╭─ Available records
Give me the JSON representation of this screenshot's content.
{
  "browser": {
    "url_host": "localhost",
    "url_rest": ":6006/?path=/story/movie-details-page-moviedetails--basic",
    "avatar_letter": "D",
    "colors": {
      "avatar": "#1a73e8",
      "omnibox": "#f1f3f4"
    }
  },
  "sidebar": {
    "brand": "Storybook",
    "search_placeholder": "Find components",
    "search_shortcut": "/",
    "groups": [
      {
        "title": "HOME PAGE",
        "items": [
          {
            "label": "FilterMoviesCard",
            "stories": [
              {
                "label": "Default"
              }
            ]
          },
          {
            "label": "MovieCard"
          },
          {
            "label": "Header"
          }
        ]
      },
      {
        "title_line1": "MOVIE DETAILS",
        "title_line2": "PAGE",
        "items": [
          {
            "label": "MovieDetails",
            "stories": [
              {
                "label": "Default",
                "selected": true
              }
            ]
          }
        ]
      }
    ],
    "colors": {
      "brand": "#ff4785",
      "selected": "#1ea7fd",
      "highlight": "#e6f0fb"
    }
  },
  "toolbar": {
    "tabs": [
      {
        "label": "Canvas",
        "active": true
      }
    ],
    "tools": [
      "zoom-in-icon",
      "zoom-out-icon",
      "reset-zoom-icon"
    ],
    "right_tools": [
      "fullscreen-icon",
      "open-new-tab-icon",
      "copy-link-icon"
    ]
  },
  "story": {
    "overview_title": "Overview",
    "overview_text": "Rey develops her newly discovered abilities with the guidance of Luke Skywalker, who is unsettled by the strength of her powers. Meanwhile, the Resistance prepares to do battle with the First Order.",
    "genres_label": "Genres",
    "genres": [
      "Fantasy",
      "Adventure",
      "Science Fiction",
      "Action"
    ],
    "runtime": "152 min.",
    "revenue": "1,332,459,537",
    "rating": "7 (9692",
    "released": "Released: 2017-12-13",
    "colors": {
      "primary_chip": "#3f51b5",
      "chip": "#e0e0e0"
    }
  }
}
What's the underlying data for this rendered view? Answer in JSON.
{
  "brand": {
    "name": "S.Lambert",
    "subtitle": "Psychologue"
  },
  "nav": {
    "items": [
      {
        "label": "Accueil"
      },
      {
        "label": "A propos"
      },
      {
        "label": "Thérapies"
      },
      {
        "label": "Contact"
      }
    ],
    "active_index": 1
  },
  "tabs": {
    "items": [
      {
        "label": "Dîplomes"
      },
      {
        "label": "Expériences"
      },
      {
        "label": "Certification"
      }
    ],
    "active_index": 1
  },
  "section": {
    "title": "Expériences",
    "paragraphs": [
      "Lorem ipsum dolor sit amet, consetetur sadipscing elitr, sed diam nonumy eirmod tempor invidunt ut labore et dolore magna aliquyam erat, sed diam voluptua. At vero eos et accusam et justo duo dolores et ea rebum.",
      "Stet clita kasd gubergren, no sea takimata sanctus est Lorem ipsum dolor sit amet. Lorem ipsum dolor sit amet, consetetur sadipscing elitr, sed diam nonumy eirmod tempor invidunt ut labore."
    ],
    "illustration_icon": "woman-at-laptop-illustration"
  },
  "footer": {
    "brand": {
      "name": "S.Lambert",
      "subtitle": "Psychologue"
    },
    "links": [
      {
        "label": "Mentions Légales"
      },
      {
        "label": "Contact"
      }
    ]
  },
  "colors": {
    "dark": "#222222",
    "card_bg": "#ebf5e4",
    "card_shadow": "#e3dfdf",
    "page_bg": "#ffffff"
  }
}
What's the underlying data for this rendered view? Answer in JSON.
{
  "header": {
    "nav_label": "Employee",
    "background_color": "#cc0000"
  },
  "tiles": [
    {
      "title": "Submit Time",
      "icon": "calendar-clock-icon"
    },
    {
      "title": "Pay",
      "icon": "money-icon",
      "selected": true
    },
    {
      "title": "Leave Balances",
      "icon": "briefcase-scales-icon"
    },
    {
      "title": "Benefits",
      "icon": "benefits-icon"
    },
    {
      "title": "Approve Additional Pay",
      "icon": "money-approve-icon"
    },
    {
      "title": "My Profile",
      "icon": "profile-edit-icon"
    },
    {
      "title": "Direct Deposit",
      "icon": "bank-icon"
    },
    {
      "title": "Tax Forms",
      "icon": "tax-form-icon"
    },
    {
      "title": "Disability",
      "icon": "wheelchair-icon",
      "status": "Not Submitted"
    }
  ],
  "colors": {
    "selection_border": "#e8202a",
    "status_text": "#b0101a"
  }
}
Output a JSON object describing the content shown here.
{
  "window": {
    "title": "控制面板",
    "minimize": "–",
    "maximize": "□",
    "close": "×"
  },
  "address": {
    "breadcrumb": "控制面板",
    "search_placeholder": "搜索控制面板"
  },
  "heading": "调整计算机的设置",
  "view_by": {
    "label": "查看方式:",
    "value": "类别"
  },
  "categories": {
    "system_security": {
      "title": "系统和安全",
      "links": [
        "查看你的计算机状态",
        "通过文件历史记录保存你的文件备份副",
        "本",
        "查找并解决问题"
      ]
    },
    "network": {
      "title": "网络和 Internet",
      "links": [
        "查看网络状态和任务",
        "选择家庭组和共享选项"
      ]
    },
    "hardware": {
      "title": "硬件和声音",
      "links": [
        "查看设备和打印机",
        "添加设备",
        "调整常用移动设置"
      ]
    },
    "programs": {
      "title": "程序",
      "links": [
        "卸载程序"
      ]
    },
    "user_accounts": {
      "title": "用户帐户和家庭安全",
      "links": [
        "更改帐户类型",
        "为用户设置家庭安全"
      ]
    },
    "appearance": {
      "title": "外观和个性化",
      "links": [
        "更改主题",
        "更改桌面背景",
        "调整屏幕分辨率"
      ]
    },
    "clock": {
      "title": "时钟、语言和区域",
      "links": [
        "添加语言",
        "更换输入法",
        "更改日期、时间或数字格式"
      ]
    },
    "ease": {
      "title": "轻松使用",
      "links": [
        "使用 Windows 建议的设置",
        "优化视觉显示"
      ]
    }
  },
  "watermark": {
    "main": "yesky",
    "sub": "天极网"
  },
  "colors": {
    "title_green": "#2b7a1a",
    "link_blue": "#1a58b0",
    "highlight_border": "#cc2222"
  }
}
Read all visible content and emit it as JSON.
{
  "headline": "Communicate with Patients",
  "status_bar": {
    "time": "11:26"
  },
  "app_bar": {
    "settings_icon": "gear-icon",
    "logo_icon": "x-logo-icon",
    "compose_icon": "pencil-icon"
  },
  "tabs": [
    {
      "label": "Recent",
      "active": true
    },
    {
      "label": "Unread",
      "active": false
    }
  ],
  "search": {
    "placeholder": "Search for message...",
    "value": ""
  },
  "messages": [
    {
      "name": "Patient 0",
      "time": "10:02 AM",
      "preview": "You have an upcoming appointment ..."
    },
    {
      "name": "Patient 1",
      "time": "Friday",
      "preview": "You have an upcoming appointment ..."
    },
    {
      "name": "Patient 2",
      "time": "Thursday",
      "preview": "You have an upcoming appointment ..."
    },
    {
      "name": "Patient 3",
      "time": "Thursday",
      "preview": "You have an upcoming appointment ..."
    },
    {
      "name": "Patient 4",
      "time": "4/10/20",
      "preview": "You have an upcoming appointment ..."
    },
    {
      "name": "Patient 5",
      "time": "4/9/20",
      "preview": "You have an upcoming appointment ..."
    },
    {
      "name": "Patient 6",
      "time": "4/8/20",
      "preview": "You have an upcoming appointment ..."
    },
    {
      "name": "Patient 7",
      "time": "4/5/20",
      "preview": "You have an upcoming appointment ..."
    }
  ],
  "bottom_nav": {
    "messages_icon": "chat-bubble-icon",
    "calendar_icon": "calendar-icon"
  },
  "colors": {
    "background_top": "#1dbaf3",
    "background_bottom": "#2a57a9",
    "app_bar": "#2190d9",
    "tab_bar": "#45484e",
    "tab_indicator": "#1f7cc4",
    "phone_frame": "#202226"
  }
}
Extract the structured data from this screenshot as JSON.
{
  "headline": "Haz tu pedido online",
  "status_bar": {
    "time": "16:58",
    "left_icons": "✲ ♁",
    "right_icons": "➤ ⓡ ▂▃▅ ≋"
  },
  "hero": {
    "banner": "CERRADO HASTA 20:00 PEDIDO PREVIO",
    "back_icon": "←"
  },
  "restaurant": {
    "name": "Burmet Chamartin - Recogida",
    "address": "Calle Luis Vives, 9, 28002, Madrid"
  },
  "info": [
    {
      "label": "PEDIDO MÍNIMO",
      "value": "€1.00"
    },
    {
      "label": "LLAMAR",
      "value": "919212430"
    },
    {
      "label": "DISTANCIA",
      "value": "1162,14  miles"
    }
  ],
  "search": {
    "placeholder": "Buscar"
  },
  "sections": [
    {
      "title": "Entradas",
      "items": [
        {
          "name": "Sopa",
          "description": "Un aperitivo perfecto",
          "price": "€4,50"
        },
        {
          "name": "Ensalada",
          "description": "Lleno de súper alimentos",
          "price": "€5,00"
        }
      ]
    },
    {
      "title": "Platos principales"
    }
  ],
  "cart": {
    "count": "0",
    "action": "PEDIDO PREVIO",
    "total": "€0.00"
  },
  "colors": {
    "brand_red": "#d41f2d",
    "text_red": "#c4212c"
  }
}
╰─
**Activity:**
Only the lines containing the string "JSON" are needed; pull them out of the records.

**Task solution:**
Give me the JSON representation of this screenshot's content.
What's the underlying data for this rendered view? Answer in JSON.
What's the underlying data for this rendered view? Answer in JSON.
Output a JSON object describing the content shown here.
Read all visible content and emit it as JSON.
Extract the structured data from this screenshot as JSON.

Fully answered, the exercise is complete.